▼

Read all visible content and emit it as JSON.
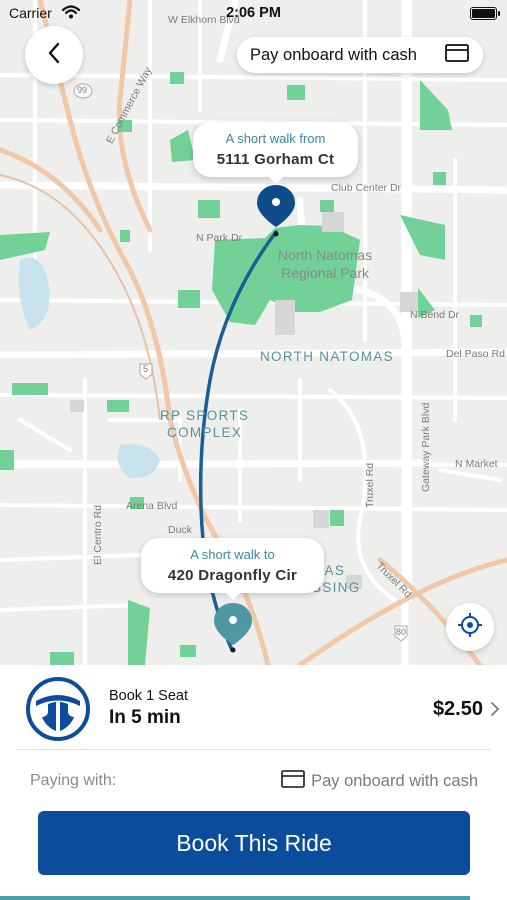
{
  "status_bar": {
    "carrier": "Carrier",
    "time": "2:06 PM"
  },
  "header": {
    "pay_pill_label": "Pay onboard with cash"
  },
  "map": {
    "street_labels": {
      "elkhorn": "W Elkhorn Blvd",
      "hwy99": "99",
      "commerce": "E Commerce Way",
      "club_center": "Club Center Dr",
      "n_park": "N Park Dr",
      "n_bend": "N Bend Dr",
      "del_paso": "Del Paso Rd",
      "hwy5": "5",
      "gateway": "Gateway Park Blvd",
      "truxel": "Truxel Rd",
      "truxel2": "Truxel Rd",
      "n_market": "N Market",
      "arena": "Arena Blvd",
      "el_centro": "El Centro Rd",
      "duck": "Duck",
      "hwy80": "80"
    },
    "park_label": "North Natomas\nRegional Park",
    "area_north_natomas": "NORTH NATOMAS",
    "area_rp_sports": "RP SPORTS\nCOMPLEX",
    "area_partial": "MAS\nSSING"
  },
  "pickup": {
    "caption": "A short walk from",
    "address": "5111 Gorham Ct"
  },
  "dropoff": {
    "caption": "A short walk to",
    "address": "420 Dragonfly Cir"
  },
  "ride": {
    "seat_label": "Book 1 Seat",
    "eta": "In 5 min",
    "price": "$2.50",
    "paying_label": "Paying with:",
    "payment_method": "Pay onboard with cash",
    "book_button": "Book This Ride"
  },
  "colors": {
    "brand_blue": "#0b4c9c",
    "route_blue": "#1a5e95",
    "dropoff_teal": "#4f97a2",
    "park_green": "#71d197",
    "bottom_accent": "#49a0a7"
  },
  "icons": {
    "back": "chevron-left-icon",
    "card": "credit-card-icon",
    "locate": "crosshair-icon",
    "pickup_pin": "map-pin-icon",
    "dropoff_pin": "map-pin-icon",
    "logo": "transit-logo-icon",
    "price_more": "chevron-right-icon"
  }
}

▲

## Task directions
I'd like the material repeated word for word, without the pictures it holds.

## Reply
Read all visible content and emit it as JSON.
{
  "status_bar": {
    "carrier": "Carrier",
    "time": "2:06 PM"
  },
  "header": {
    "pay_pill_label": "Pay onboard with cash"
  },
  "map": {
    "street_labels": {
      "elkhorn": "W Elkhorn Blvd",
      "hwy99": "99",
      "commerce": "E Commerce Way",
      "club_center": "Club Center Dr",
      "n_park": "N Park Dr",
      "n_bend": "N Bend Dr",
      "del_paso": "Del Paso Rd",
      "hwy5": "5",
      "gateway": "Gateway Park Blvd",
      "truxel": "Truxel Rd",
      "truxel2": "Truxel Rd",
      "n_market": "N Market",
      "arena": "Arena Blvd",
      "el_centro": "El Centro Rd",
      "duck": "Duck",
      "hwy80": "80"
    },
    "park_label": "North Natomas\nRegional Park",
    "area_north_natomas": "NORTH NATOMAS",
    "area_rp_sports": "RP SPORTS\nCOMPLEX",
    "area_partial": "MAS\nSSING"
  },
  "pickup": {
    "caption": "A short walk from",
    "address": "5111 Gorham Ct"
  },
  "dropoff": {
    "caption": "A short walk to",
    "address": "420 Dragonfly Cir"
  },
  "ride": {
    "seat_label": "Book 1 Seat",
    "eta": "In 5 min",
    "price": "$2.50",
    "paying_label": "Paying with:",
    "payment_method": "Pay onboard with cash",
    "book_button": "Book This Ride"
  },
  "colors": {
    "brand_blue": "#0b4c9c",
    "route_blue": "#1a5e95",
    "dropoff_teal": "#4f97a2",
    "park_green": "#71d197",
    "bottom_accent": "#49a0a7"
  },
  "icons": {
    "back": "chevron-left-icon",
    "card": "credit-card-icon",
    "locate": "crosshair-icon",
    "pickup_pin": "map-pin-icon",
    "dropoff_pin": "map-pin-icon",
    "logo": "transit-logo-icon",
    "price_more": "chevron-right-icon"
  }
}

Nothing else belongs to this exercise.